Citigroup: Stock Undeterred by a Hefty Tax Charge of $22 Billion
As a global banking leader for more than 20 years, Citigroup, Inc. (NYSE: C) posted a net income (on an operating basis) of $15.8bn in 2017 with an EPS of $1.28, 12% higher from 2016. This was the first time since the financial crisis of 2008 where earnings are more than their expectations.
The stock rallied to an all-time 10 year high of $80 on January 26, 2018. Total revenues in 2017 were up by 2%. Citi took a one time charge of $22bn (including $3bn in the repatriation of foreign funds) due to the Republican tax reform policy.
Citi stock is a favorite for shareholders and prospective investors as it has a steady EPS growth and is the cheapest of all banking stocks in the market. It is by far the largest of the top 10 banks in terms of EPS growth and P/E (according to Bloomberg Consensus). In terms of valuation, its stock is trading at a 22% discount and has a growing yield in its Corporate and Treasury bonds.
With a good performance in 2017, it is now noticeable that Citi has come out the volatile period of revenue growth. Even after getting hit by a $22bn tax charge, Citigroup stock rose by 1%, as it delivered good performance excluding the charge. The new tax rate will give a boost to its profits.
Along with this, Citigroup CEO has reiterated on its promise of returning at least $60bn to investors in the next few years through buyback and dividends.
Citigroup Dividends: An Interesting Tale
On January 18, 2018, Citigroup doubled its dividend of $0.16 to $0.32 after receiving Fed approval for its $15.6bn share buyback program. This is the largest ever share repurchase announced by Citi since its 2005 buyback of $15bn. In June 2016, Citigroup had boosted its dividends to $0.16 from $0.05 – a total three-fold rise.
Prior to the financial depression in 2008-09, Citigroup was known for paying high dividends to the tune of $5.4 per share. During the crisis, it slashed its dividend down to $0.1 in February 2009 and did not pay any till June 2011. Post this, it kept its payout at a minuscule $0.01 till 2015 when it finally raised it to $0.05. Its current dividend yield is 1.88% and shareholders can expect an upward momentum in his regard.

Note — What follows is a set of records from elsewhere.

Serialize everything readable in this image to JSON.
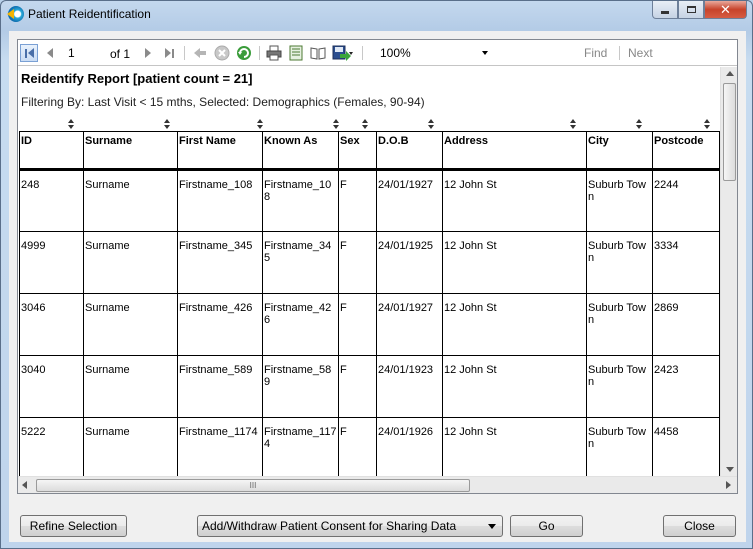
{
  "window": {
    "title": "Patient Reidentification"
  },
  "toolbar": {
    "page_value": "1",
    "page_of": "of 1",
    "zoom": "100%",
    "find": "Find",
    "next": "Next"
  },
  "report": {
    "title": "Reidentify Report  [patient count = 21]",
    "filter": "Filtering By: Last Visit < 15 mths, Selected: Demographics (Females, 90-94)",
    "columns": [
      "ID",
      "Surname",
      "First Name",
      "Known As",
      "Sex",
      "D.O.B",
      "Address",
      "City",
      "Postcode"
    ],
    "rows": [
      [
        "248",
        "Surname",
        "Firstname_108",
        "Firstname_108",
        "F",
        "24/01/1927",
        "12 John St",
        "Suburb Town",
        "2244"
      ],
      [
        "4999",
        "Surname",
        "Firstname_345",
        "Firstname_345",
        "F",
        "24/01/1925",
        "12 John St",
        "Suburb Town",
        "3334"
      ],
      [
        "3046",
        "Surname",
        "Firstname_426",
        "Firstname_426",
        "F",
        "24/01/1927",
        "12 John St",
        "Suburb Town",
        "2869"
      ],
      [
        "3040",
        "Surname",
        "Firstname_589",
        "Firstname_589",
        "F",
        "24/01/1923",
        "12 John St",
        "Suburb Town",
        "2423"
      ],
      [
        "5222",
        "Surname",
        "Firstname_1174",
        "Firstname_1174",
        "F",
        "24/01/1926",
        "12 John St",
        "Suburb Town",
        "4458"
      ]
    ]
  },
  "scroll": {
    "hthumb_grip": "III"
  },
  "footer": {
    "refine": "Refine Selection",
    "action": "Add/Withdraw Patient Consent for Sharing Data",
    "go": "Go",
    "close": "Close"
  }
}
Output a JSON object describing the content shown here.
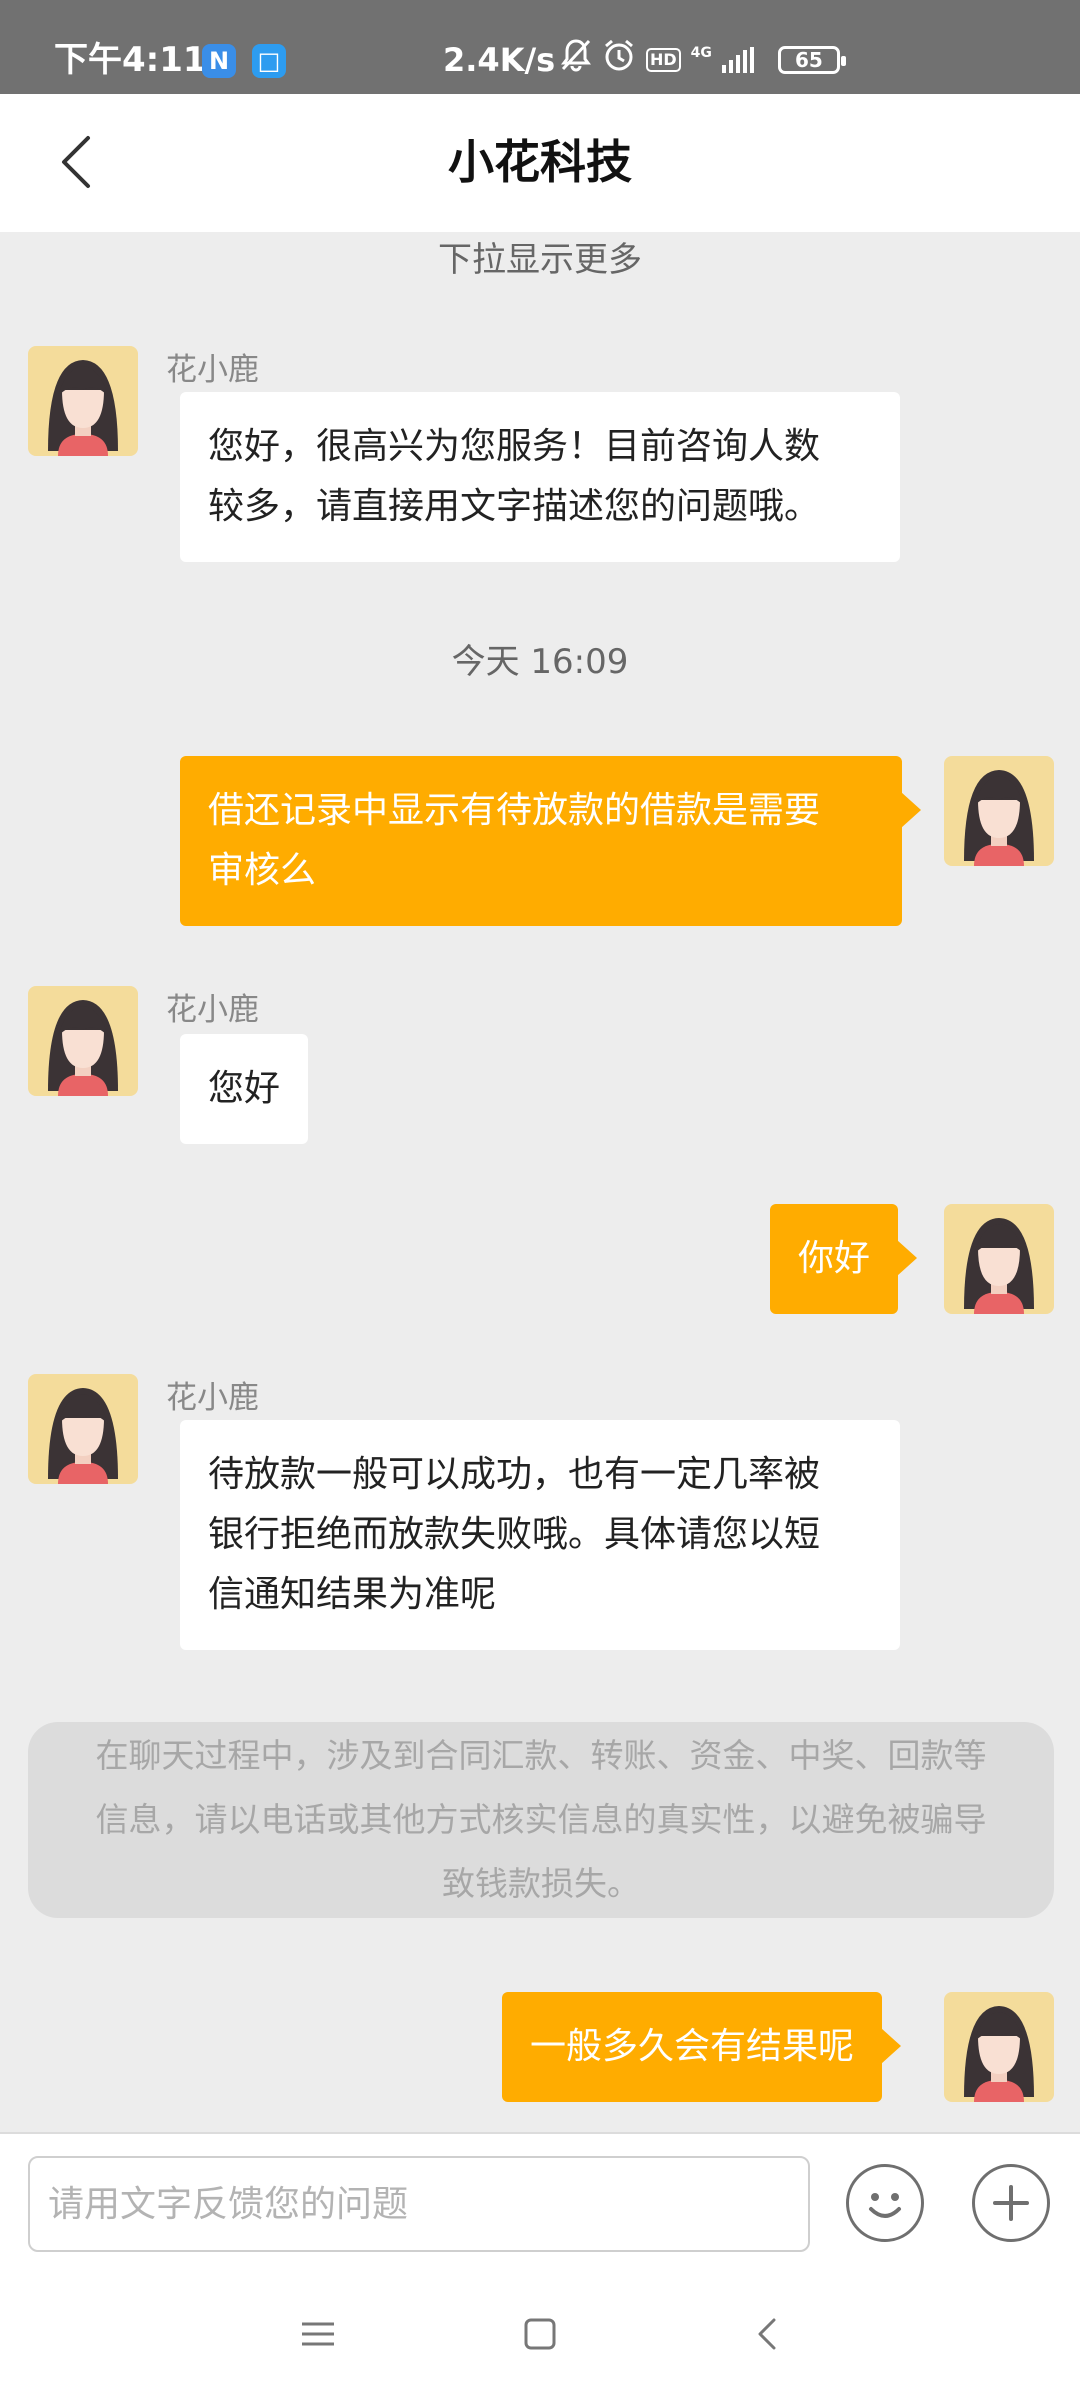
{
  "status_bar": {
    "time": "下午4:11",
    "app_icons": [
      "N",
      "□"
    ],
    "net_speed": "2.4K/s",
    "hd": "HD",
    "network": "4G",
    "battery": "65"
  },
  "header": {
    "title": "小花科技"
  },
  "chat": {
    "pull_hint": "下拉显示更多",
    "timestamp": "今天 16:09",
    "messages": [
      {
        "side": "left",
        "sender": "花小鹿",
        "lines": [
          "您好，很高兴为您服务！目前咨询人数",
          "较多，请直接用文字描述您的问题哦。"
        ]
      },
      {
        "side": "right",
        "lines": [
          "借还记录中显示有待放款的借款是需要",
          "审核么"
        ]
      },
      {
        "side": "left",
        "sender": "花小鹿",
        "lines": [
          "您好"
        ]
      },
      {
        "side": "right",
        "lines": [
          "你好"
        ]
      },
      {
        "side": "left",
        "sender": "花小鹿",
        "lines": [
          "待放款一般可以成功，也有一定几率被",
          "银行拒绝而放款失败哦。具体请您以短",
          "信通知结果为准呢"
        ]
      },
      {
        "side": "right",
        "lines": [
          "一般多久会有结果呢"
        ]
      }
    ],
    "notice_lines": [
      "在聊天过程中，涉及到合同汇款、转账、资金、中奖、回款等",
      "信息，请以电话或其他方式核实信息的真实性，以避免被骗导",
      "致钱款损失。"
    ]
  },
  "input": {
    "placeholder": "请用文字反馈您的问题"
  },
  "icons": {
    "back": "back-arrow-icon",
    "emoji": "smiley-icon",
    "add": "plus-icon",
    "nav_menu": "menu-icon",
    "nav_home": "square-home-icon",
    "nav_back": "back-chevron-icon"
  },
  "colors": {
    "user_bubble": "#ffac00",
    "avatar_bg": "#f4dc9b",
    "page_bg": "#ededed"
  }
}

Where Does Citi Stand with other Top Banks?
Comparing Citigroup with Bank of America, both have performed well in terms of their stock rise in 2017. Citigroup has increased 15% while Bank of America has grown by 26%. Citi’s forward earnings multiple is less than 10 while BAC is at 11%. Both banks provide a decent dividend yield of more than 1.5%, with Citi’s slightly higher at 1.87%. This makes Citigroup a better buy.

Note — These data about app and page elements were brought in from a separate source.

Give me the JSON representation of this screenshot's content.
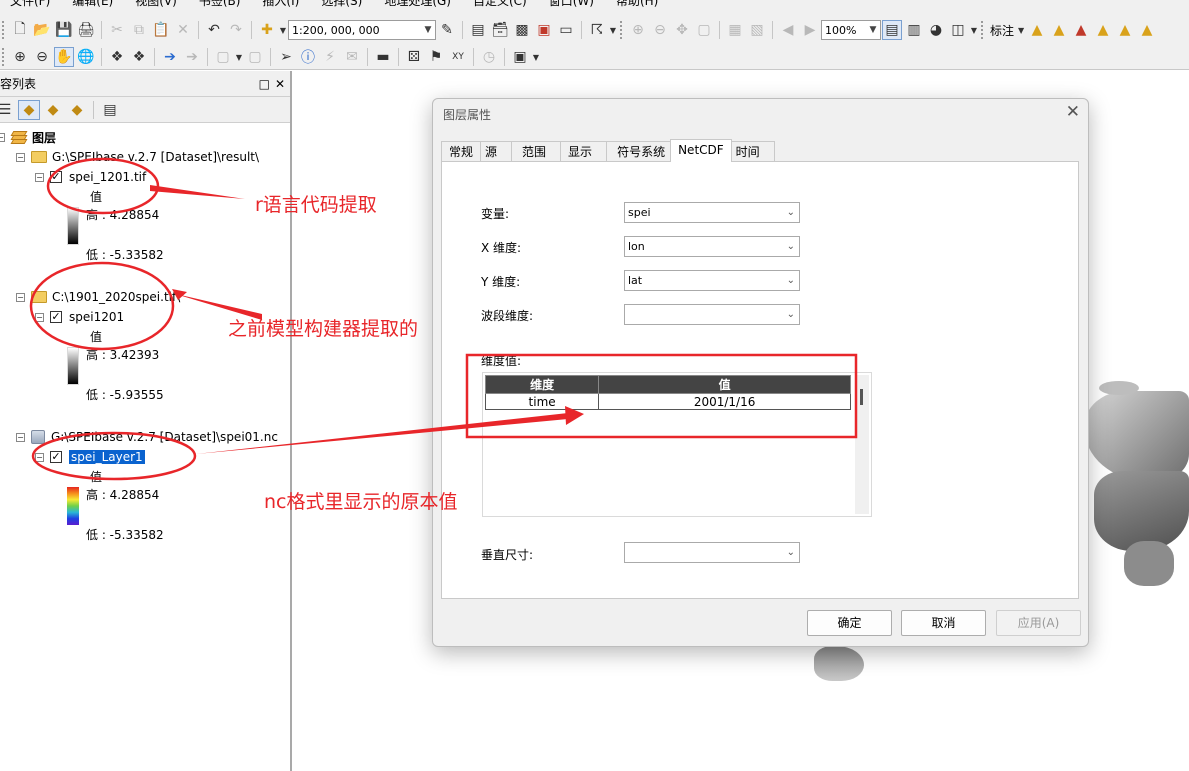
{
  "menu": [
    "文件(F)",
    "编辑(E)",
    "视图(V)",
    "书签(B)",
    "插入(I)",
    "选择(S)",
    "地理处理(G)",
    "自定义(C)",
    "窗口(W)",
    "帮助(H)"
  ],
  "toolbar": {
    "scale_value": "1:200, 000, 000",
    "zoom_value": "100%",
    "label_menu": "标注"
  },
  "toc": {
    "title": "内容列表",
    "root_label": "图层",
    "value_label": "值",
    "groups": [
      {
        "source": "G:\\SPEIbase v.2.7 [Dataset]\\result\\",
        "layer": "spei_1201.tif",
        "high": "高 : 4.28854",
        "low": "低 : -5.33582"
      },
      {
        "source": "C:\\1901_2020spei.tif\\",
        "layer": "spei1201",
        "high": "高 : 3.42393",
        "low": "低 : -5.93555"
      },
      {
        "source": "G:\\SPEIbase v.2.7 [Dataset]\\spei01.nc",
        "layer": "spei_Layer1",
        "high": "高 : 4.28854",
        "low": "低 : -5.33582"
      }
    ]
  },
  "dialog": {
    "title": "图层属性",
    "tabs": [
      "常规",
      "源",
      "范围",
      "显示",
      "符号系统",
      "NetCDF",
      "时间"
    ],
    "active_tab": "NetCDF",
    "fields": {
      "variable_label": "变量:",
      "variable_value": "spei",
      "x_label": "X 维度:",
      "x_value": "lon",
      "y_label": "Y 维度:",
      "y_value": "lat",
      "band_label": "波段维度:",
      "band_value": "",
      "dim_values_label": "维度值:",
      "vertical_label": "垂直尺寸:",
      "vertical_value": ""
    },
    "dim_table": {
      "headers": [
        "维度",
        "值"
      ],
      "rows": [
        [
          "time",
          "2001/1/16"
        ]
      ]
    },
    "buttons": {
      "ok": "确定",
      "cancel": "取消",
      "apply": "应用(A)"
    }
  },
  "annotations": {
    "a1": "r语言代码提取",
    "a2": "之前模型构建器提取的",
    "a3": "nc格式里显示的原本值",
    "color": "#e8262a"
  }
}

The impending trade war due to Trump’s policy also had an impact on Citigroup shares due to its geographic exposures (it has banking licenses in more than 100 countries). Hence, its stock growth was down last year compared to JPMorgan Chase (NYSE: JPM) and Bank of America (NYSE: BAC).